What to do: Collect all lines from the records below that include the word "accel".
-------- Given records
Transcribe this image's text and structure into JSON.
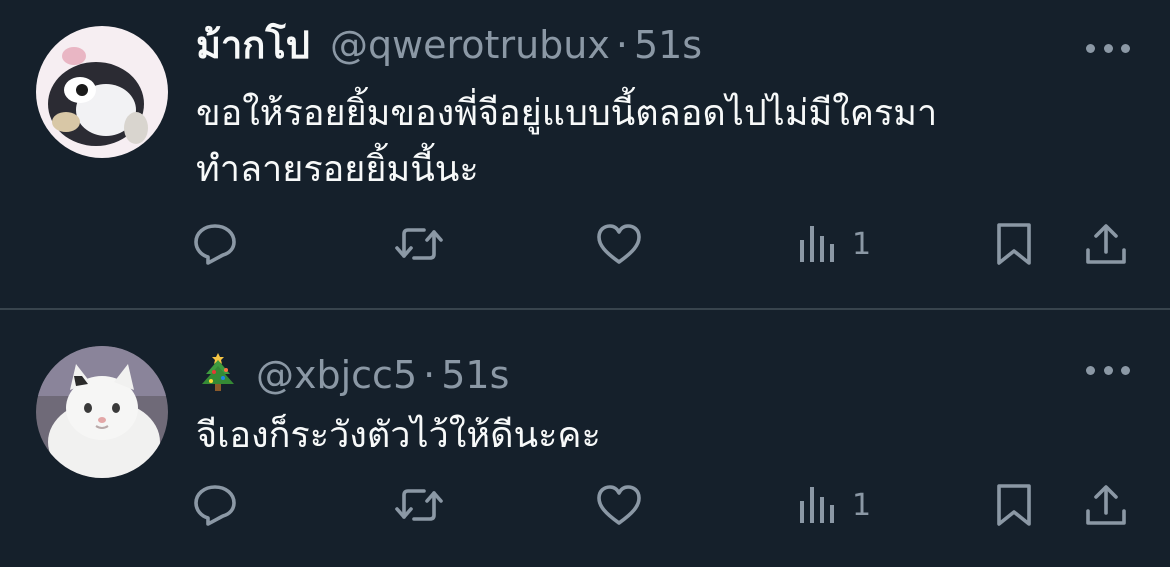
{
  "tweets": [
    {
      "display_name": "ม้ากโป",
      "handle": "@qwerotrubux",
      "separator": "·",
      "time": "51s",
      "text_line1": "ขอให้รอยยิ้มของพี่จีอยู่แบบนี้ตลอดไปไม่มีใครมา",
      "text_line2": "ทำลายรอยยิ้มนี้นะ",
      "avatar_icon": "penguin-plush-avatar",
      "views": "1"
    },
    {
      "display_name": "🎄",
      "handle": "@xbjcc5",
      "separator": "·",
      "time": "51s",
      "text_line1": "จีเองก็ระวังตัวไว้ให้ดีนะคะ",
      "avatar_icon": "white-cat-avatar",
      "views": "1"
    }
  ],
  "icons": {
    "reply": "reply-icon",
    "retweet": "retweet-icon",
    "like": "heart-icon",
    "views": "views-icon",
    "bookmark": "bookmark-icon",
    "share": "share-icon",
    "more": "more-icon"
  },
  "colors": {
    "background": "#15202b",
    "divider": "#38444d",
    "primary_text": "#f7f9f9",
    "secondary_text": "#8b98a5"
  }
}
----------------
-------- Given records
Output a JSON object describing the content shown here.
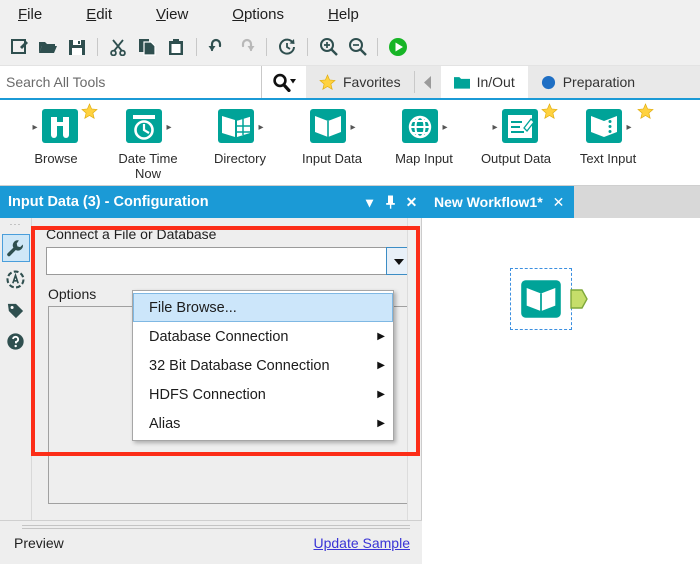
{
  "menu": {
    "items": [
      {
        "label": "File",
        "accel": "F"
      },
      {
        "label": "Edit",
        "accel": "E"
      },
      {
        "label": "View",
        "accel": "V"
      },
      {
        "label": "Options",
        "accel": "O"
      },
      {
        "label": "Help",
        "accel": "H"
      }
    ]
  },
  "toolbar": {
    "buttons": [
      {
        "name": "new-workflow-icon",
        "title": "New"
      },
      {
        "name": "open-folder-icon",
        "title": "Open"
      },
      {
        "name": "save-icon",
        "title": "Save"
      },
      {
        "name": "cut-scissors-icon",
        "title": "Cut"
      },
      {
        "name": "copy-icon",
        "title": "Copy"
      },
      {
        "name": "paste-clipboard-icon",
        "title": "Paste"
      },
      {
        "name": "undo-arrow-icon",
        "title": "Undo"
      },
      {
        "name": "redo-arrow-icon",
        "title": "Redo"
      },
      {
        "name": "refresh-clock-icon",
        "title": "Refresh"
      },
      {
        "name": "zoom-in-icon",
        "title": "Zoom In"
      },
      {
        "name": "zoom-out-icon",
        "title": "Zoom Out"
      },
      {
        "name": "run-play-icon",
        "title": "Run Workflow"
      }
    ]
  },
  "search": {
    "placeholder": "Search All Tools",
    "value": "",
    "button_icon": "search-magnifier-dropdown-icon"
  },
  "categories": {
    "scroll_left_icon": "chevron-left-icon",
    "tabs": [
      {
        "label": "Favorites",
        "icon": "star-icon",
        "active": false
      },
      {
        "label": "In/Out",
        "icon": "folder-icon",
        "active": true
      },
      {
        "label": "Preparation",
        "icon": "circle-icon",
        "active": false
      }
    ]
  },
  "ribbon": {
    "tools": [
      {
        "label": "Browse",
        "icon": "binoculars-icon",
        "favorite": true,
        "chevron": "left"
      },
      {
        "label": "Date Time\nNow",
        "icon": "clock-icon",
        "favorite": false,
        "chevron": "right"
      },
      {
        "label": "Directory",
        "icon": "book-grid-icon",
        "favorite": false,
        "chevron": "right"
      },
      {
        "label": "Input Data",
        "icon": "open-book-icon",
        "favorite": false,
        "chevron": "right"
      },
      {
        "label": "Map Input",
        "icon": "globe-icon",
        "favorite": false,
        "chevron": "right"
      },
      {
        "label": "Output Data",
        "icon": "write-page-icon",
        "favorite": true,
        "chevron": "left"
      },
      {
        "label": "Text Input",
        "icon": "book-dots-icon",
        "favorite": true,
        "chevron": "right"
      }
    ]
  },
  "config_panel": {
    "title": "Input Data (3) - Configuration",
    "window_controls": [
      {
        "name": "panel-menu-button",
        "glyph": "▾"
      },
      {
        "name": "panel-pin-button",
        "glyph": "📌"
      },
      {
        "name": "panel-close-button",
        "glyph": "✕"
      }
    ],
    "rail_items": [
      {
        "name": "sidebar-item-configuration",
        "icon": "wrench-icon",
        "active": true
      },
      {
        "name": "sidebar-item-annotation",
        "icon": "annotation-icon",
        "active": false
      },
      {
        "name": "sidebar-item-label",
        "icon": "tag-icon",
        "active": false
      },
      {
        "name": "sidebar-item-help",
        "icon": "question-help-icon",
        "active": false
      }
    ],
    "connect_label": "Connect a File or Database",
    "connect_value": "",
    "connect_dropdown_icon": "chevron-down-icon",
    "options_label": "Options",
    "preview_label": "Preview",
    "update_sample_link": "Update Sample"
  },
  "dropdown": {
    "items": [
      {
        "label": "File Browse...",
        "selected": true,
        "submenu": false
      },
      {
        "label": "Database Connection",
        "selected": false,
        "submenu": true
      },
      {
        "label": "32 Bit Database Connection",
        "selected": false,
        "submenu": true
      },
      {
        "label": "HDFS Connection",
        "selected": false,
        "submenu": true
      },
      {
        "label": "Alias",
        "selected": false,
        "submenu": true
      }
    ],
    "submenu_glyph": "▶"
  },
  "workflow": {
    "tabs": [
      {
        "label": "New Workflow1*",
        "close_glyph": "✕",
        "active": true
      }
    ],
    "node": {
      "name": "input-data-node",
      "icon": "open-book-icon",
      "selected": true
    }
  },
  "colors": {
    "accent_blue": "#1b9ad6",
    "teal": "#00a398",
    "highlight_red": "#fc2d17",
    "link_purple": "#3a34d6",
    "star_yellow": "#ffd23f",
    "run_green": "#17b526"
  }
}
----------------
Expected answer:
        "accel": "F"
        "accel": "E"
        "accel": "V"
        "accel": "O"
        "accel": "H"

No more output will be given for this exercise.